___ EXTRACTED ENTRIES ___
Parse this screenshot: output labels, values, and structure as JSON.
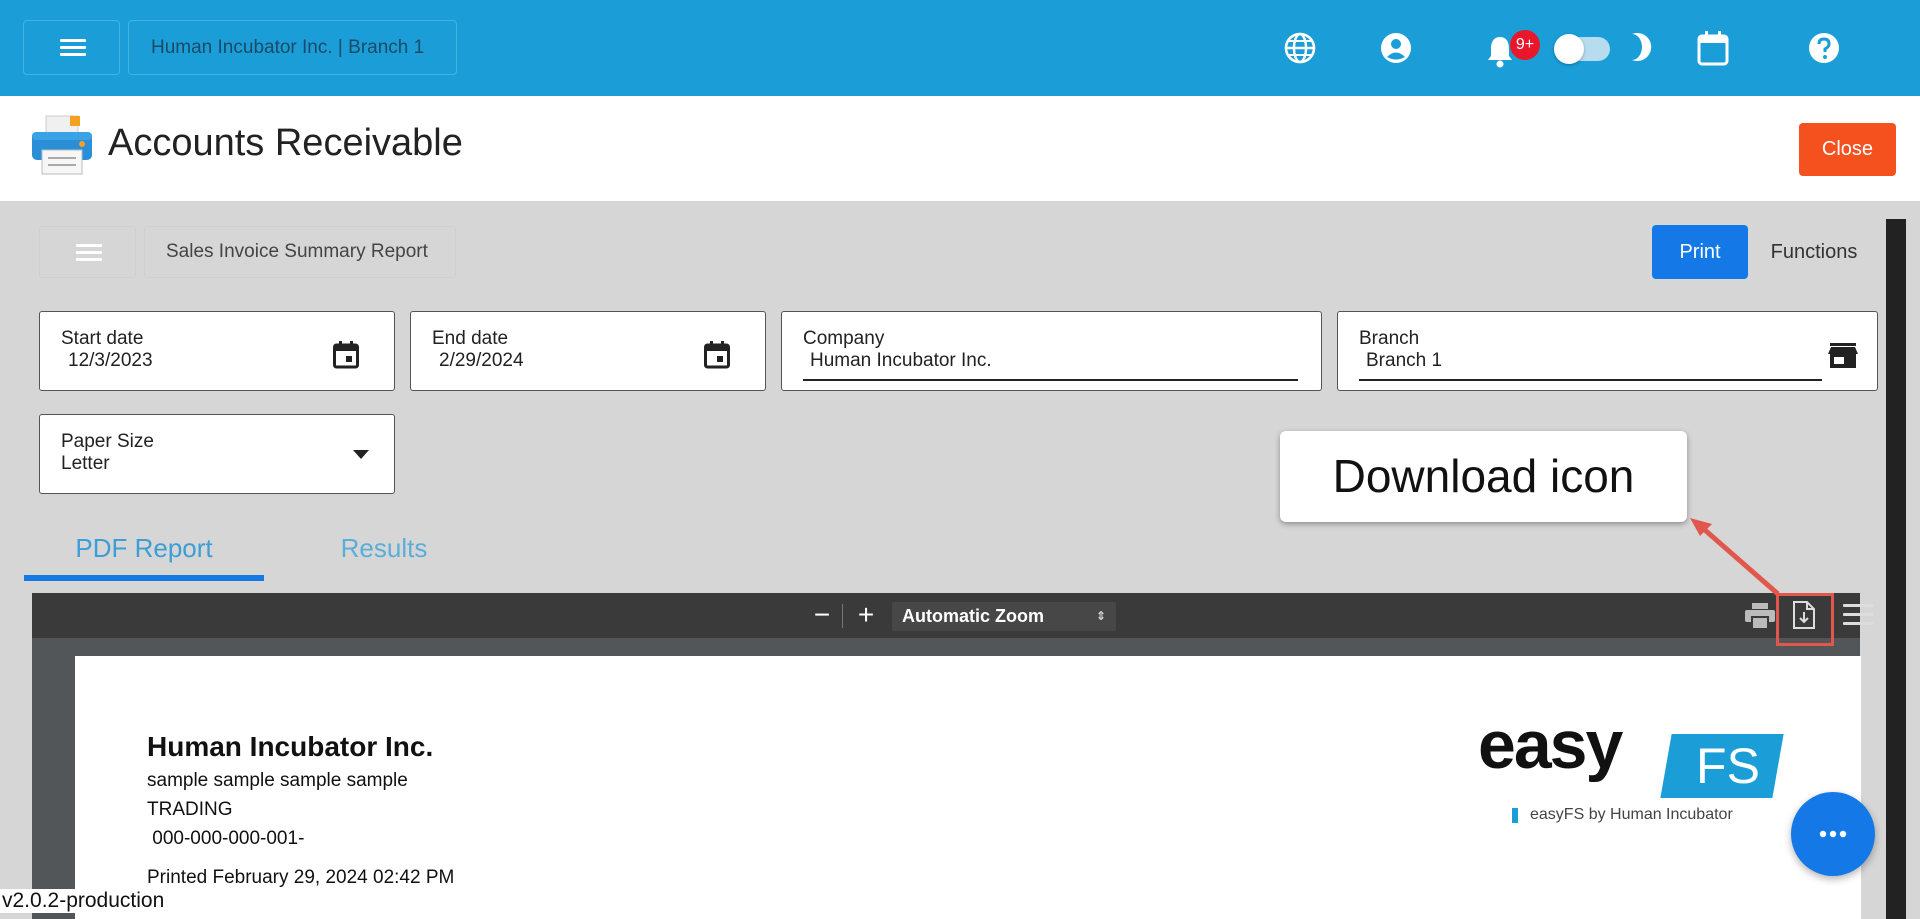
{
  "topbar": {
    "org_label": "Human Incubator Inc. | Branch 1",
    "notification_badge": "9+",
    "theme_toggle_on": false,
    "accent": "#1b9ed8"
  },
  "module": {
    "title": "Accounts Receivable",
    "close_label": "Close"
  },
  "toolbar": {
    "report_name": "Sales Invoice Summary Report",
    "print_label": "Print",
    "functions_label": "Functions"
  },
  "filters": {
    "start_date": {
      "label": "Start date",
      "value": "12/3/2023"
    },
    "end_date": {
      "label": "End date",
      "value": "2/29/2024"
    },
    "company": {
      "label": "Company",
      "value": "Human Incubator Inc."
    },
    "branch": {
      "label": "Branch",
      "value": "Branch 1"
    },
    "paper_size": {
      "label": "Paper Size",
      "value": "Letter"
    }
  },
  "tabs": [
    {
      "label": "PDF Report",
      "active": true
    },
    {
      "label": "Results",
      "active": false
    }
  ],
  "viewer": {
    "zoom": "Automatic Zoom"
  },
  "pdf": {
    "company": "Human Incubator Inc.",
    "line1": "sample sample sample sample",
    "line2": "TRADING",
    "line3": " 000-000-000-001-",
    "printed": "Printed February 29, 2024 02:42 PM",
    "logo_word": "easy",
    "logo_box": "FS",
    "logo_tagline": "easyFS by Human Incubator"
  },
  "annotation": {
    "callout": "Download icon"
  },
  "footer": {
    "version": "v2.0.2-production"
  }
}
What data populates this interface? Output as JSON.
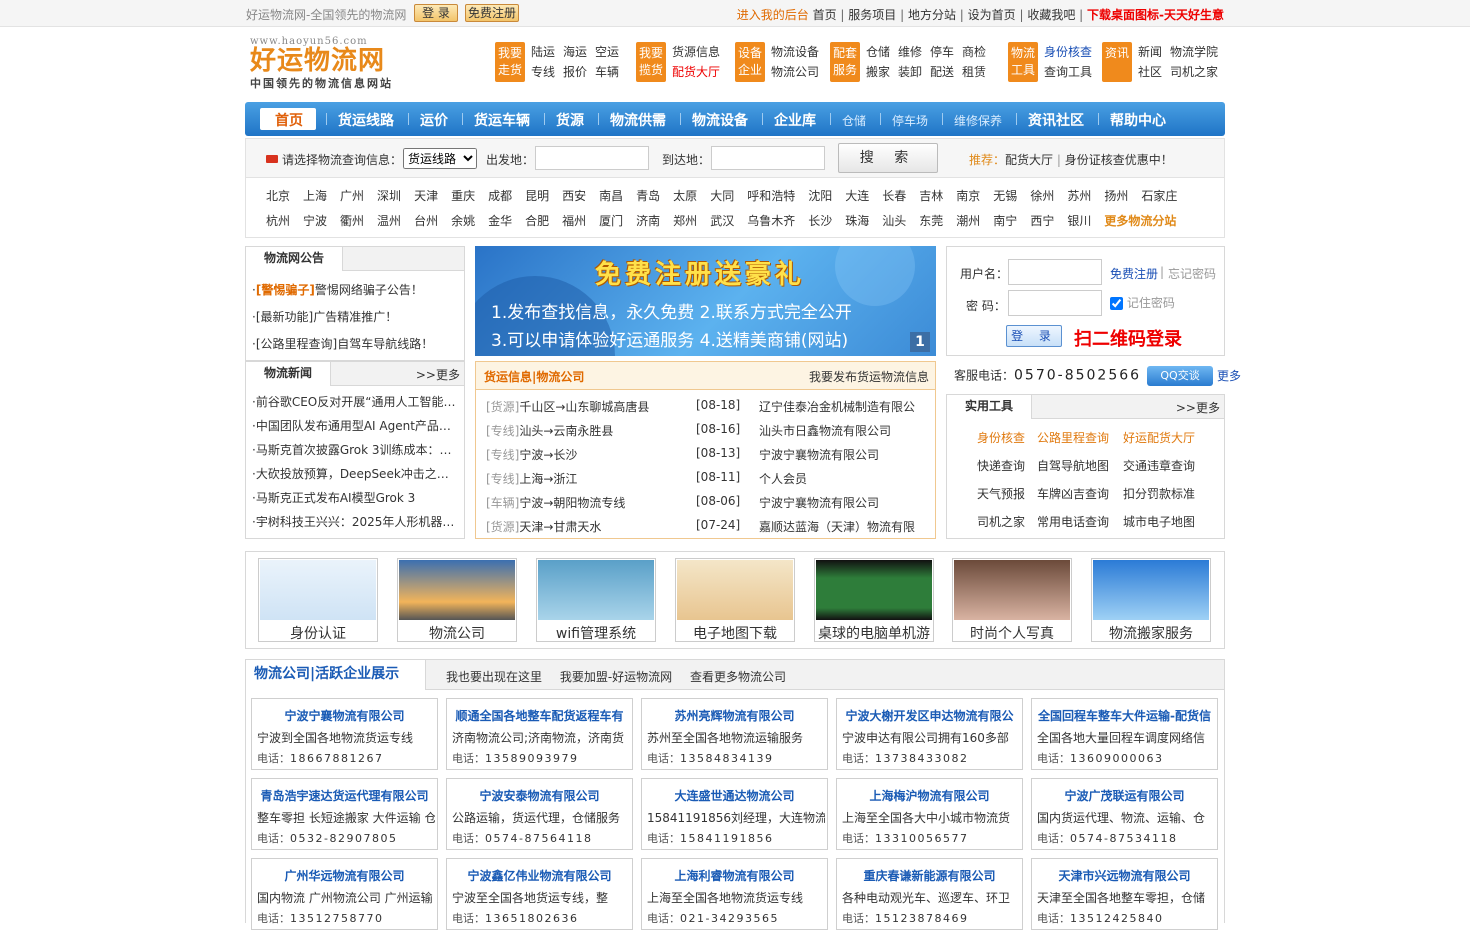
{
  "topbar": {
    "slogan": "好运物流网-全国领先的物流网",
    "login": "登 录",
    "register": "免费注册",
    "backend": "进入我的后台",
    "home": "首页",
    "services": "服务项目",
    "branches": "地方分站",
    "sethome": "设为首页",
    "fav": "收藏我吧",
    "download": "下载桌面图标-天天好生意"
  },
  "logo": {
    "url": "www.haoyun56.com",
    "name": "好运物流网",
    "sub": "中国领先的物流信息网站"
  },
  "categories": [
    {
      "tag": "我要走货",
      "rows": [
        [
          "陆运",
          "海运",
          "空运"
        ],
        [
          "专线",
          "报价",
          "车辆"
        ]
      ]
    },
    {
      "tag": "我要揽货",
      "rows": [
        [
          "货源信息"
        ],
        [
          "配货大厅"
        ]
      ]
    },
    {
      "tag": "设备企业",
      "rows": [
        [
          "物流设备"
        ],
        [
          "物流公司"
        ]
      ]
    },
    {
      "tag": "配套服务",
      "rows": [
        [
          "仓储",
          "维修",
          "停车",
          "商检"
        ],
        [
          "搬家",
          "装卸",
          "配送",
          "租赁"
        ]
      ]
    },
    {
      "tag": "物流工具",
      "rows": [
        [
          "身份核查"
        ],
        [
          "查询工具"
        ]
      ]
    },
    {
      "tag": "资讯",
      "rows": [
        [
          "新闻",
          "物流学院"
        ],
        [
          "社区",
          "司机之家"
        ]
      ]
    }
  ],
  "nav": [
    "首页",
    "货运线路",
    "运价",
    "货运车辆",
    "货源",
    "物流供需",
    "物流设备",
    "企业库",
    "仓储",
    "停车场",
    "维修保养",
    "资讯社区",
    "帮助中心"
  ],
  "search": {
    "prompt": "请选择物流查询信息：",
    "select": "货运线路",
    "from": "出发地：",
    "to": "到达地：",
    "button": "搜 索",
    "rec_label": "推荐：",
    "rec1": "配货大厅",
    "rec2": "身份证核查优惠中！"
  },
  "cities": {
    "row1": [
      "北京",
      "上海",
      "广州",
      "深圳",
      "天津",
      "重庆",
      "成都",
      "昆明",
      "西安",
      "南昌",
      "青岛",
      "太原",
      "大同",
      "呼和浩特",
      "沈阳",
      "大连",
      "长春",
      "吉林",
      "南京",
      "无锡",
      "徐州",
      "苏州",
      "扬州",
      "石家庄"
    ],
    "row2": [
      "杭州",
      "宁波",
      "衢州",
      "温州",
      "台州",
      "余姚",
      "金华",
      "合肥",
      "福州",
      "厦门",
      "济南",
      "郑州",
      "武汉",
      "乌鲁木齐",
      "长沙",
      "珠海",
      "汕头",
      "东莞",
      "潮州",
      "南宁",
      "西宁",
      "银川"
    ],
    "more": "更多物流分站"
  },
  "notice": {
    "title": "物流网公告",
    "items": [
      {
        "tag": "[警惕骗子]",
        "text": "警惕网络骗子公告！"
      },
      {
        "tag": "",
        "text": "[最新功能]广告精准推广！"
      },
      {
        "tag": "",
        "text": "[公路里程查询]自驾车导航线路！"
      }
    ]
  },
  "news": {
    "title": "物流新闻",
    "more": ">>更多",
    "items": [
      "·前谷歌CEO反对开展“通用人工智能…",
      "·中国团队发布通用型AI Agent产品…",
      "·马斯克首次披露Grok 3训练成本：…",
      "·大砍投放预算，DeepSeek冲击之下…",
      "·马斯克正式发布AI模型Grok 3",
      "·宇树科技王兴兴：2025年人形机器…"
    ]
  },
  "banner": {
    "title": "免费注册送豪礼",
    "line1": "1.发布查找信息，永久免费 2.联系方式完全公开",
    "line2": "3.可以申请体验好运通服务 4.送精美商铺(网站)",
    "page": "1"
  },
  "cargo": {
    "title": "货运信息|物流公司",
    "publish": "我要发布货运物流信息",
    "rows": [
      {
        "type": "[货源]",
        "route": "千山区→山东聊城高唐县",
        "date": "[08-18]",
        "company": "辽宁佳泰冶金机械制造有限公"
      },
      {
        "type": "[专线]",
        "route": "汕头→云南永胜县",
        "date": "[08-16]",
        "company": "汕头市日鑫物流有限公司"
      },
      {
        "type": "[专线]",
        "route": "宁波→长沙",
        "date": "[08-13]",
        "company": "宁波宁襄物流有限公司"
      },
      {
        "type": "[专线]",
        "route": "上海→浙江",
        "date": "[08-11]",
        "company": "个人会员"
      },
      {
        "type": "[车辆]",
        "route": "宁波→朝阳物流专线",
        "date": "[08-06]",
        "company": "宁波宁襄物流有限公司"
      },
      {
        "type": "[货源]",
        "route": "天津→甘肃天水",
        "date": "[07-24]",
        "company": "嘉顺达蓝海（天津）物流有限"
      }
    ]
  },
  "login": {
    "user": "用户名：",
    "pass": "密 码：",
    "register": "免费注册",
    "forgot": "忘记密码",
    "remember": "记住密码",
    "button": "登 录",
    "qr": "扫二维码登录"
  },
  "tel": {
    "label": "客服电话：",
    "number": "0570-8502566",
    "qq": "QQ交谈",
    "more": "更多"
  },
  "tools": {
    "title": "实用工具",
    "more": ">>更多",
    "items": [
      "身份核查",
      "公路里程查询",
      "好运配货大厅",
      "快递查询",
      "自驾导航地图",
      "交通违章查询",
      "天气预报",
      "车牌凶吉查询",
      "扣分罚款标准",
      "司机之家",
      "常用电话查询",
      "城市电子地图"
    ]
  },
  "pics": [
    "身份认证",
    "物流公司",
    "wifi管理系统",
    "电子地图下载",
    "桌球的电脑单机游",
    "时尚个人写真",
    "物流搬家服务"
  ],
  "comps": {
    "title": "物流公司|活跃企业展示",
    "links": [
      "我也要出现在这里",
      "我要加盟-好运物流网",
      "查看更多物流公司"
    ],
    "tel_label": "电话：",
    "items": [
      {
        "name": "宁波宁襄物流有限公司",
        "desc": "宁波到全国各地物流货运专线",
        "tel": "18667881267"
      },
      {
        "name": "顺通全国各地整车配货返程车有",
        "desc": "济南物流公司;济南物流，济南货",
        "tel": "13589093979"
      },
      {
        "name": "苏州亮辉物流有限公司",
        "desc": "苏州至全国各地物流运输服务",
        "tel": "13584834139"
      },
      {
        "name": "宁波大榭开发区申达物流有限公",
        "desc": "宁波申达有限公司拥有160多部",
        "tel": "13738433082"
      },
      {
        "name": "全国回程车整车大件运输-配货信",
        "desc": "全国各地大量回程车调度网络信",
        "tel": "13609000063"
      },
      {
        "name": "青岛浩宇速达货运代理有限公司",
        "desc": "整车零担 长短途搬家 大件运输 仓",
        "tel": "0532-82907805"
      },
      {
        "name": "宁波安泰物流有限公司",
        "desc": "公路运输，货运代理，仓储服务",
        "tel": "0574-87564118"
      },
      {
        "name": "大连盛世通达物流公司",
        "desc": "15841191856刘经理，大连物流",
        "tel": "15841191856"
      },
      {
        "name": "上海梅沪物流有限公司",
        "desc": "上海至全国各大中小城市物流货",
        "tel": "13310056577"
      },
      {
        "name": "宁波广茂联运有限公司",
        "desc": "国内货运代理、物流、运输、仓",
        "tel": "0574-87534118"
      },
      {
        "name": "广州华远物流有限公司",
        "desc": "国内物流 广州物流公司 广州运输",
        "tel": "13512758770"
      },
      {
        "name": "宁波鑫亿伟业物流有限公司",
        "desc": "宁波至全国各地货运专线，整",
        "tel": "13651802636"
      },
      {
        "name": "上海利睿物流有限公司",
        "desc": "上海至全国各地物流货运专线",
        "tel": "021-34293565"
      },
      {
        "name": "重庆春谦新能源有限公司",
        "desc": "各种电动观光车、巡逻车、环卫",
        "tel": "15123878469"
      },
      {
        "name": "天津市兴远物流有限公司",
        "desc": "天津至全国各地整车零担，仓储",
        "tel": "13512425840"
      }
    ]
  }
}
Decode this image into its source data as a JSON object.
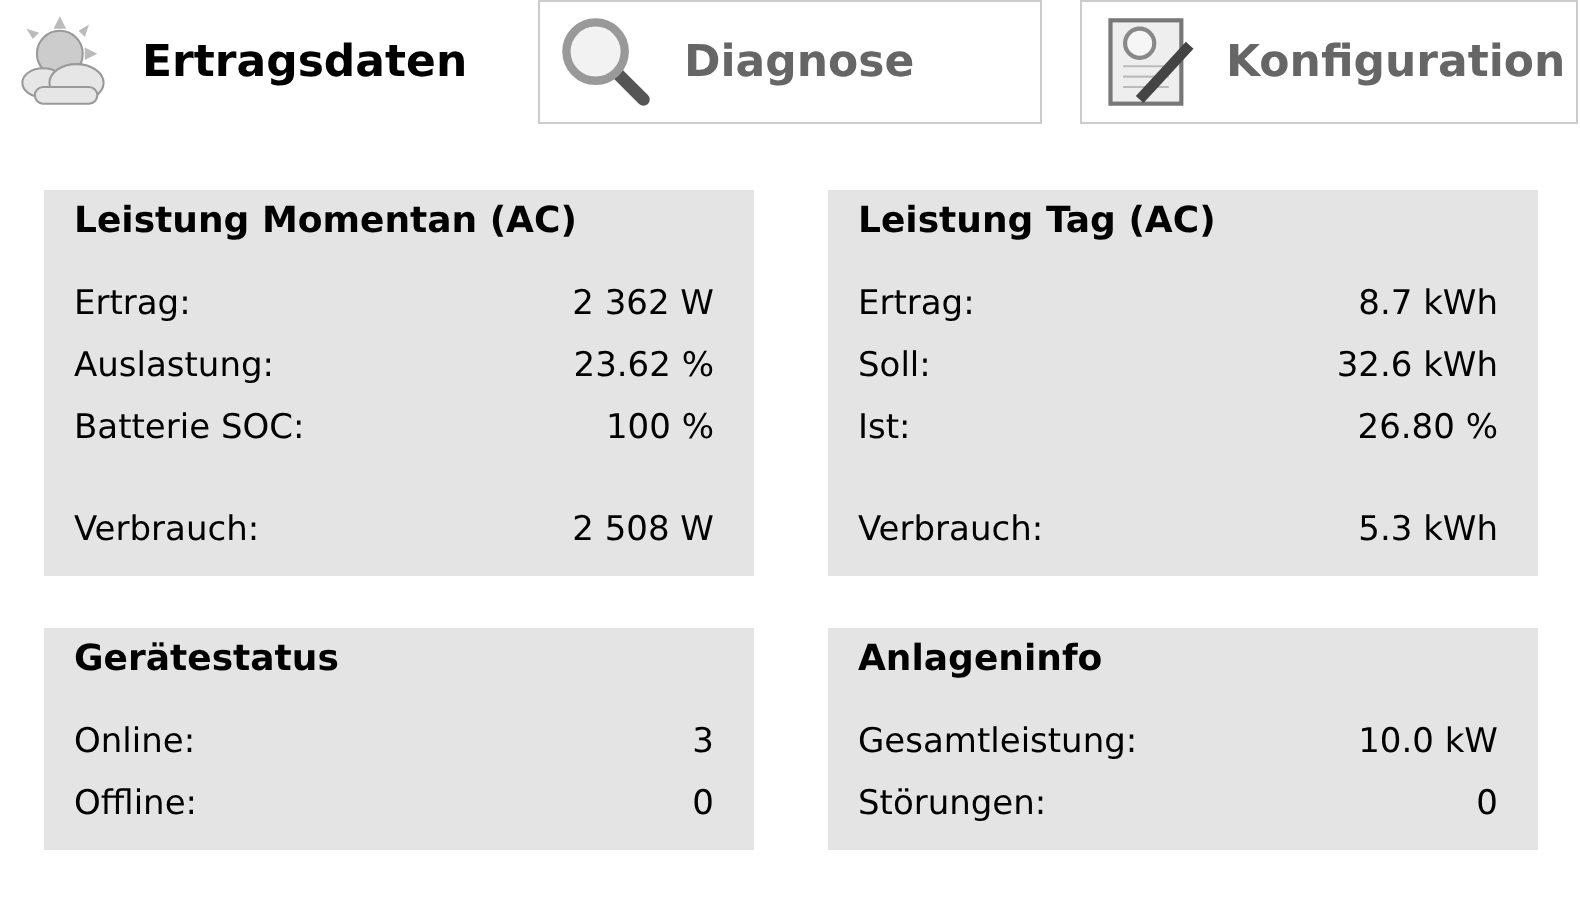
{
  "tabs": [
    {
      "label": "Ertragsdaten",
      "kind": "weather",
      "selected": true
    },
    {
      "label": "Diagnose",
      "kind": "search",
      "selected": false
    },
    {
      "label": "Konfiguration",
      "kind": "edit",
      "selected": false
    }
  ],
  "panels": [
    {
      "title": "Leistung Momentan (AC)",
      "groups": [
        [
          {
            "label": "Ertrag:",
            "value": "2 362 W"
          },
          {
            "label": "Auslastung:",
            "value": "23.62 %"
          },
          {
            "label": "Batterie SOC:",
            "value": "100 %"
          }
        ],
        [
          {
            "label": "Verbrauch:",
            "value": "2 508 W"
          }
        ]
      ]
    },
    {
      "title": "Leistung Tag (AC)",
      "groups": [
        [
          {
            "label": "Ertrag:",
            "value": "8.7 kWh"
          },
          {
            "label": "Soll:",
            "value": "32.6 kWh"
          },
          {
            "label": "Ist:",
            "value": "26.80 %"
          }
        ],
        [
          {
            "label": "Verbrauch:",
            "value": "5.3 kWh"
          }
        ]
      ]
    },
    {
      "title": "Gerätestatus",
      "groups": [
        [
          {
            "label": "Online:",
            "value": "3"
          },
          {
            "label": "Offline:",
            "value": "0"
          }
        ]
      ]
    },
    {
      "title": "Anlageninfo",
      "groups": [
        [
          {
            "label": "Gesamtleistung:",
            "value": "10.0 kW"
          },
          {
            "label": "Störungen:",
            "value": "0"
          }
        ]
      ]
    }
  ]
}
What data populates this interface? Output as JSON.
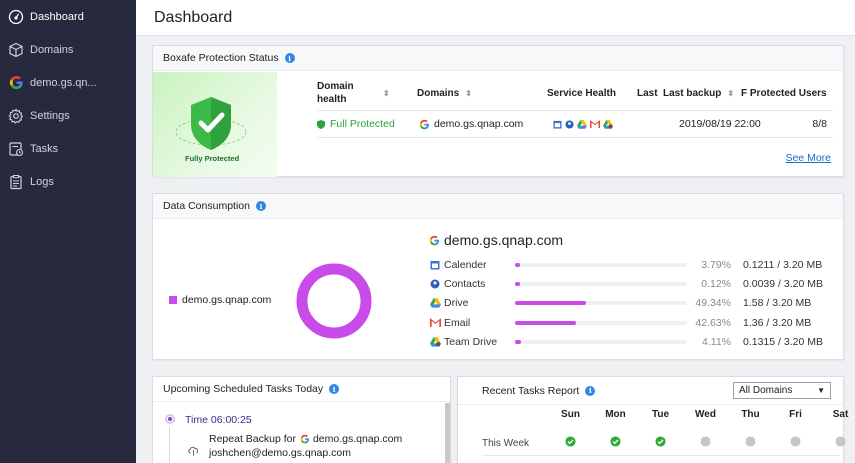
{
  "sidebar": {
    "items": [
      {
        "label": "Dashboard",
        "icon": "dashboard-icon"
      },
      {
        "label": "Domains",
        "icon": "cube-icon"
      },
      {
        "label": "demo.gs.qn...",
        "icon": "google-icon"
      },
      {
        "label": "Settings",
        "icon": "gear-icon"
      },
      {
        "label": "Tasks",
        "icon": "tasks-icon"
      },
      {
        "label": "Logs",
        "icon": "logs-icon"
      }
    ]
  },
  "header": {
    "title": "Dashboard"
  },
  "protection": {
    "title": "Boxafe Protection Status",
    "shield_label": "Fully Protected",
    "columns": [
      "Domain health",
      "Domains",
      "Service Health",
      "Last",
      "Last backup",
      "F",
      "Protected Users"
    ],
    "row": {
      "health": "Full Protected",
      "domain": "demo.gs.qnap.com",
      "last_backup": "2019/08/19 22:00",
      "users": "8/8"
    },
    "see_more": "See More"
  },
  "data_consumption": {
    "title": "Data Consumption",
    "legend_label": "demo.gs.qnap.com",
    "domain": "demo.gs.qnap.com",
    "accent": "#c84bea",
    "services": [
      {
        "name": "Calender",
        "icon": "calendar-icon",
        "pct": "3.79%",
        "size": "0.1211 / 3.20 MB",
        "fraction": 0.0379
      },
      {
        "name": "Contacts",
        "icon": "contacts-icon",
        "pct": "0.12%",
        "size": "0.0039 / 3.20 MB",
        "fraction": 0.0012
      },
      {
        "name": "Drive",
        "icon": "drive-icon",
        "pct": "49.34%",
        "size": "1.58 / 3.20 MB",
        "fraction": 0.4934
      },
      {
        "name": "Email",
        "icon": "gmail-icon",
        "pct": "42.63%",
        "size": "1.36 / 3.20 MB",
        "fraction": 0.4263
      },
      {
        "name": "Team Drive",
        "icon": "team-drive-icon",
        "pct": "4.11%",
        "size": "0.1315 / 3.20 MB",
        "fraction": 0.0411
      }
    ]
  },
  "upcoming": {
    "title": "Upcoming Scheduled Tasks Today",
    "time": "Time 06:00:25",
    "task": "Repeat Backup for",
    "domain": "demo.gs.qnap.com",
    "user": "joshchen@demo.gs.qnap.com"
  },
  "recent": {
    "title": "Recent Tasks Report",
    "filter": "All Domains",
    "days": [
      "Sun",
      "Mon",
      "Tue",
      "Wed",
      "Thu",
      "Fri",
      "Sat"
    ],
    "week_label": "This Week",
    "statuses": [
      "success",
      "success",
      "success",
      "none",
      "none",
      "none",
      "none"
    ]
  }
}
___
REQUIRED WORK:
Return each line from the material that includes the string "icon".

OUTPUT:
    "callout": "Download icon"
        "icon": "dashboard-icon"
        "icon": "cube-icon"
        "icon": "google-icon"
        "icon": "gear-icon"
        "icon": "tasks-icon"
        "icon": "logs-icon"
        "icon": "calendar-icon",
        "icon": "contacts-icon",
        "icon": "drive-icon",
        "icon": "gmail-icon",
        "icon": "team-drive-icon",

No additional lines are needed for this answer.